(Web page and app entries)
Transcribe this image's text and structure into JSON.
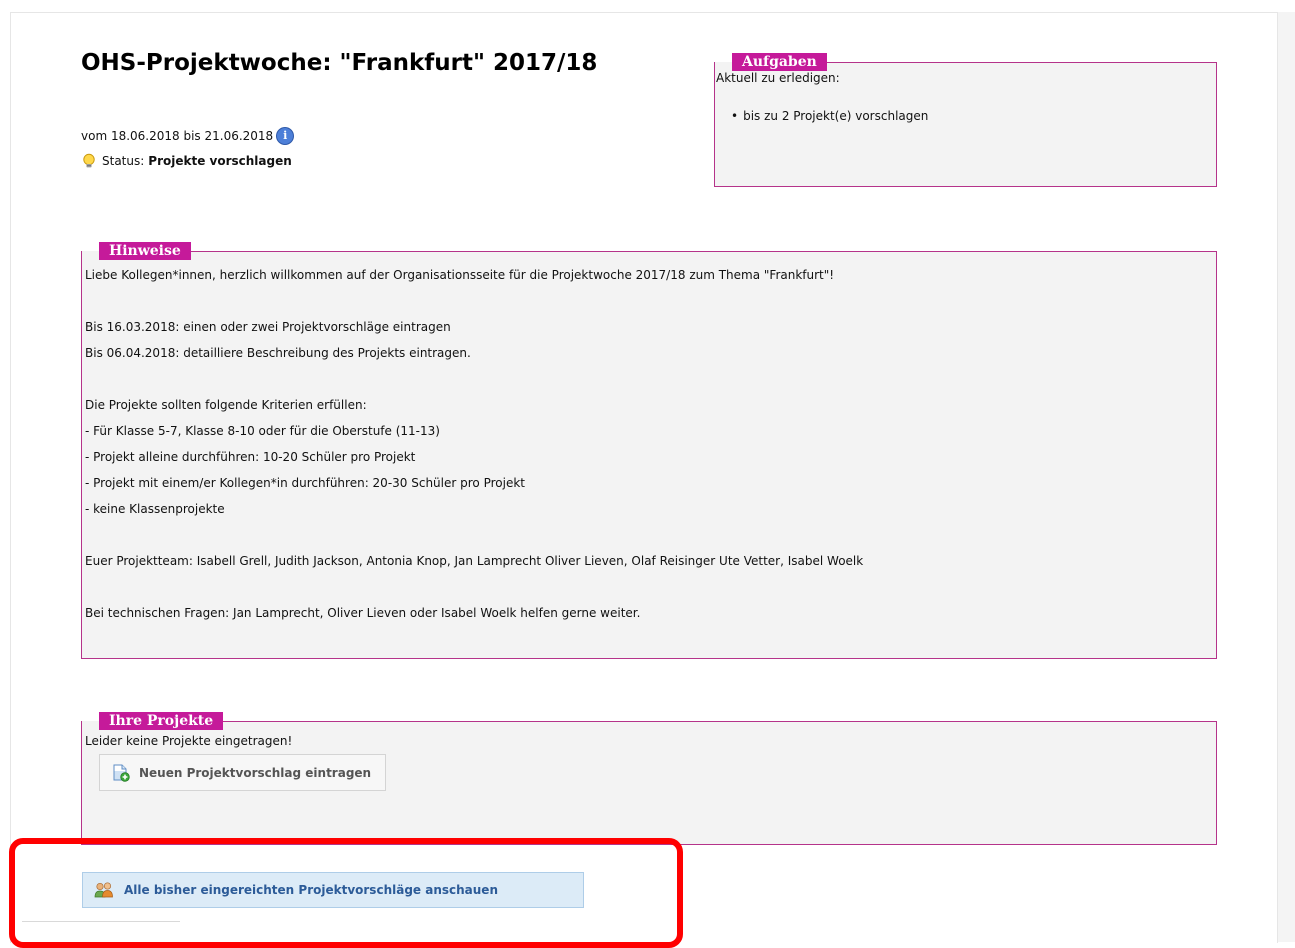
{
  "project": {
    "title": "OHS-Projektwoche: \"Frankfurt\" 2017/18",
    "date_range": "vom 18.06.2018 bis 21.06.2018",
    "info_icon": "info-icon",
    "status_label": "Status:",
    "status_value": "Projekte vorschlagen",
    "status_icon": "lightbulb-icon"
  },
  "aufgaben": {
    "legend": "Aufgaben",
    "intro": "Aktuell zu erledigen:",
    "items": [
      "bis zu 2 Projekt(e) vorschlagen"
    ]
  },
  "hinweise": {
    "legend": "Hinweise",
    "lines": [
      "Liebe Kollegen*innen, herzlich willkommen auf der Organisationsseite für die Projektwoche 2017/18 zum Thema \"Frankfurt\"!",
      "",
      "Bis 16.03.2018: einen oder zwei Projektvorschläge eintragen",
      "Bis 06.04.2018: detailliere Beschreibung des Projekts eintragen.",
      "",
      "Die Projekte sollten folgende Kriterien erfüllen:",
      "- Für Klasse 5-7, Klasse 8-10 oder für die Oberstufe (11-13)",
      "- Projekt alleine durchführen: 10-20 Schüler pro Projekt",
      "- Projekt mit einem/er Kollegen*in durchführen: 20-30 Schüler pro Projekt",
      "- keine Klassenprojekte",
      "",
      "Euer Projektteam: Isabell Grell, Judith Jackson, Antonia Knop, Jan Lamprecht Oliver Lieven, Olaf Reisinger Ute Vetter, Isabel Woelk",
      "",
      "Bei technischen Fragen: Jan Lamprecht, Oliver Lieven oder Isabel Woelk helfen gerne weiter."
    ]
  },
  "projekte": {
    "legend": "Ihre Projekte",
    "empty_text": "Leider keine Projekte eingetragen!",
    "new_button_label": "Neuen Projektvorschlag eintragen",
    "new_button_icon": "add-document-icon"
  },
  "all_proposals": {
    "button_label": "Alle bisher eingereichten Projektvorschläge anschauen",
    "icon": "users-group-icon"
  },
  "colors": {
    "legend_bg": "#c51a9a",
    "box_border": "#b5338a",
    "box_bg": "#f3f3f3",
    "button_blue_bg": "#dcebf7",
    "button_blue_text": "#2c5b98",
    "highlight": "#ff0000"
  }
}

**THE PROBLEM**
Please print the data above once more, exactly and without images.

**OUTPUT OF THE TASK**
Transcribe this image's text and structure into JSON.
{
  "project": {
    "title": "OHS-Projektwoche: \"Frankfurt\" 2017/18",
    "date_range": "vom 18.06.2018 bis 21.06.2018",
    "info_icon": "info-icon",
    "status_label": "Status:",
    "status_value": "Projekte vorschlagen",
    "status_icon": "lightbulb-icon"
  },
  "aufgaben": {
    "legend": "Aufgaben",
    "intro": "Aktuell zu erledigen:",
    "items": [
      "bis zu 2 Projekt(e) vorschlagen"
    ]
  },
  "hinweise": {
    "legend": "Hinweise",
    "lines": [
      "Liebe Kollegen*innen, herzlich willkommen auf der Organisationsseite für die Projektwoche 2017/18 zum Thema \"Frankfurt\"!",
      "",
      "Bis 16.03.2018: einen oder zwei Projektvorschläge eintragen",
      "Bis 06.04.2018: detailliere Beschreibung des Projekts eintragen.",
      "",
      "Die Projekte sollten folgende Kriterien erfüllen:",
      "- Für Klasse 5-7, Klasse 8-10 oder für die Oberstufe (11-13)",
      "- Projekt alleine durchführen: 10-20 Schüler pro Projekt",
      "- Projekt mit einem/er Kollegen*in durchführen: 20-30 Schüler pro Projekt",
      "- keine Klassenprojekte",
      "",
      "Euer Projektteam: Isabell Grell, Judith Jackson, Antonia Knop, Jan Lamprecht Oliver Lieven, Olaf Reisinger Ute Vetter, Isabel Woelk",
      "",
      "Bei technischen Fragen: Jan Lamprecht, Oliver Lieven oder Isabel Woelk helfen gerne weiter."
    ]
  },
  "projekte": {
    "legend": "Ihre Projekte",
    "empty_text": "Leider keine Projekte eingetragen!",
    "new_button_label": "Neuen Projektvorschlag eintragen",
    "new_button_icon": "add-document-icon"
  },
  "all_proposals": {
    "button_label": "Alle bisher eingereichten Projektvorschläge anschauen",
    "icon": "users-group-icon"
  },
  "colors": {
    "legend_bg": "#c51a9a",
    "box_border": "#b5338a",
    "box_bg": "#f3f3f3",
    "button_blue_bg": "#dcebf7",
    "button_blue_text": "#2c5b98",
    "highlight": "#ff0000"
  }
}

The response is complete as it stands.